### Provided records
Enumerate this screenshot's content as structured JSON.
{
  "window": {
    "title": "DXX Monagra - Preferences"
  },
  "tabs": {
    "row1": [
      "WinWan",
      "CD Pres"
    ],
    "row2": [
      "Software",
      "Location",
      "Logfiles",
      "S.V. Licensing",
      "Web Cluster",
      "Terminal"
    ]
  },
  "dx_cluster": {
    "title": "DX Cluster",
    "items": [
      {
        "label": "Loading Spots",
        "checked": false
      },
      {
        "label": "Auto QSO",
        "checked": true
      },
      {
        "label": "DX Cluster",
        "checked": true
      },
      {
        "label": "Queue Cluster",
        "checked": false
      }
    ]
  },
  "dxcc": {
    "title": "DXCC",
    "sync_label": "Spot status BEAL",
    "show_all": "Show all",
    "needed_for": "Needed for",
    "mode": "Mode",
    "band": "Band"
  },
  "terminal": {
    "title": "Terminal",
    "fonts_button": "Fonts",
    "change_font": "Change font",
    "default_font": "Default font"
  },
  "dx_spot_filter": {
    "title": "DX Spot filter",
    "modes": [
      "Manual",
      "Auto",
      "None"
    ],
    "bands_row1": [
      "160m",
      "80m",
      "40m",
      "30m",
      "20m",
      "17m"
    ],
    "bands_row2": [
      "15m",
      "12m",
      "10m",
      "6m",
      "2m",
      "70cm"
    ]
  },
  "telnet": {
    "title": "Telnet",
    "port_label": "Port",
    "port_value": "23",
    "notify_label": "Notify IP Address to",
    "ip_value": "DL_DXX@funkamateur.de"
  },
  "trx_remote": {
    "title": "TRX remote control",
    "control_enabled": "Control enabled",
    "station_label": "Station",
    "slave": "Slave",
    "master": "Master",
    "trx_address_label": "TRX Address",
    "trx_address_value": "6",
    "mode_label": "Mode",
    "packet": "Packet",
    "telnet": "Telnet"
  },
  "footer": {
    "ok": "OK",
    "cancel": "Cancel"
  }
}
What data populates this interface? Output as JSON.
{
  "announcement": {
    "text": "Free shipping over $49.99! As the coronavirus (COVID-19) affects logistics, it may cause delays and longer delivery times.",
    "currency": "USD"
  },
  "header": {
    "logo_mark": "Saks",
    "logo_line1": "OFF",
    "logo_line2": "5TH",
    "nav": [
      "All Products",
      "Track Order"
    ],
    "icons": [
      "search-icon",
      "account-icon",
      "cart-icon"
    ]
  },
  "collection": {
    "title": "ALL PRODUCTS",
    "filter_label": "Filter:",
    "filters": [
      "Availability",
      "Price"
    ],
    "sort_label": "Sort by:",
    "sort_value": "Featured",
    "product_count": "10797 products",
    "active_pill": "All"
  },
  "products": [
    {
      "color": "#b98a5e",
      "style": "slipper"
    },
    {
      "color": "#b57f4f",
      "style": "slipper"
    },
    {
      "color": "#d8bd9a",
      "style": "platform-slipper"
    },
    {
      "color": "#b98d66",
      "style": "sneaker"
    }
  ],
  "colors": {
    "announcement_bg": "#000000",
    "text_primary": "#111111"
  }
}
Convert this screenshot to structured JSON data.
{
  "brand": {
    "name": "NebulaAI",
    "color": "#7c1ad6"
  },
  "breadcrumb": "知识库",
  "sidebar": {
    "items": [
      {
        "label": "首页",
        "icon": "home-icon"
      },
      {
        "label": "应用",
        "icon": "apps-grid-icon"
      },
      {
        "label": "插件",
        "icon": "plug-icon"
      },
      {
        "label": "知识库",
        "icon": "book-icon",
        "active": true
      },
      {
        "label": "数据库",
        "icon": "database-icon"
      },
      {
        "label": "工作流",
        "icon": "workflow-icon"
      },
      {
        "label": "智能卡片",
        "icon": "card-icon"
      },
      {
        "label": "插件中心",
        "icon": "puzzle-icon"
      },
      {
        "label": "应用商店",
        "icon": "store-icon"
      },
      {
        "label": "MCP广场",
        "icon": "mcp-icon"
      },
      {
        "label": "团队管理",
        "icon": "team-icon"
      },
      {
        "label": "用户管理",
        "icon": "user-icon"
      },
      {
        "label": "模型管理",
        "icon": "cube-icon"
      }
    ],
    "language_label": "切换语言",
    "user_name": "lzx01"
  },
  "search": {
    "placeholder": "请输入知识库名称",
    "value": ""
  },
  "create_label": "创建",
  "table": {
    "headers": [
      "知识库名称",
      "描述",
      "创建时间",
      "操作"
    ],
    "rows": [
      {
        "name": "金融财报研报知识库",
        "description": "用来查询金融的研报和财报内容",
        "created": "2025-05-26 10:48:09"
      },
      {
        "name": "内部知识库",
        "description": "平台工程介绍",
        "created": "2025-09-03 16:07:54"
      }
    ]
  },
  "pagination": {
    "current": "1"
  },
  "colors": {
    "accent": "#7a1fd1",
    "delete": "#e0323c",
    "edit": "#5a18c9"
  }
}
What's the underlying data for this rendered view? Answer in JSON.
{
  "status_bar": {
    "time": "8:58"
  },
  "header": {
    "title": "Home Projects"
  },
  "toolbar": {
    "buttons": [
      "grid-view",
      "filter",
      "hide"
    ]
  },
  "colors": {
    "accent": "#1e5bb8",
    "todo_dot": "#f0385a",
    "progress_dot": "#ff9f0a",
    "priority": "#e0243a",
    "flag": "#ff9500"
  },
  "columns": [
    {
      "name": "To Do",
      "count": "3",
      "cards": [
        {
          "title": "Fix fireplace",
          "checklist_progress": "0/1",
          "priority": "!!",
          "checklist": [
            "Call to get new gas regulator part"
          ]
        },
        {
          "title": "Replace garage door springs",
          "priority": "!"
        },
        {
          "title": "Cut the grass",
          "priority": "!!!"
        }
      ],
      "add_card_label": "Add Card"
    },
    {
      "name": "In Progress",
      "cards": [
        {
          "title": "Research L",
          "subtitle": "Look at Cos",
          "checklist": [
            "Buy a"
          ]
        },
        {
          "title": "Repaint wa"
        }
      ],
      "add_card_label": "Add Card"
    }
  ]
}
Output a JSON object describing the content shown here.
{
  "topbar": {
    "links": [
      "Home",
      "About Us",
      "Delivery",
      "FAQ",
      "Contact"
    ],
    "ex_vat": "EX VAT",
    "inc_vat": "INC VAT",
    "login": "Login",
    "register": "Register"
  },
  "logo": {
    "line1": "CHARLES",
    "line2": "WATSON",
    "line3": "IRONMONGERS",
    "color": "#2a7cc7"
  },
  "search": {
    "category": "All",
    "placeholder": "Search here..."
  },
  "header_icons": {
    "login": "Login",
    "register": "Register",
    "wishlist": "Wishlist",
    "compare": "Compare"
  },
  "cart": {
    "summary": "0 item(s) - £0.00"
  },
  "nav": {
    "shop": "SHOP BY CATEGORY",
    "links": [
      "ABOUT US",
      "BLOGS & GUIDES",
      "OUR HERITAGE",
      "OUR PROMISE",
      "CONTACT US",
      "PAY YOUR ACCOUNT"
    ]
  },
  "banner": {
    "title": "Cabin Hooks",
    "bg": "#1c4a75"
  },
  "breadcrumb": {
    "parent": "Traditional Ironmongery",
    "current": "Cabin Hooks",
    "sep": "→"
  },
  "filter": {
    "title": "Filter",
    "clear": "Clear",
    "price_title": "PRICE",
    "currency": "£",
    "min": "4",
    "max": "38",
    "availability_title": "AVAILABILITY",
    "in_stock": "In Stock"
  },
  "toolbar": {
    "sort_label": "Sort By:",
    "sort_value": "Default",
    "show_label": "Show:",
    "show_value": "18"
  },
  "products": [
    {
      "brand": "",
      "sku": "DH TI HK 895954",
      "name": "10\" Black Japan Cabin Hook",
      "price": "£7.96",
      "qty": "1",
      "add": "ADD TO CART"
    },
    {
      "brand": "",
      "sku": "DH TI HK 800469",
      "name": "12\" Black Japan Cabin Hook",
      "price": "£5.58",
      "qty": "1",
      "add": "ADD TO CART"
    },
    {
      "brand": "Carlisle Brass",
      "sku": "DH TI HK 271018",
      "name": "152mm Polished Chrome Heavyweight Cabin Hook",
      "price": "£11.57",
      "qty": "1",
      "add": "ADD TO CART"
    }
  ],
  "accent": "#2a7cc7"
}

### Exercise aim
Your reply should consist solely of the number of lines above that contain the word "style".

### Solution to this problem
4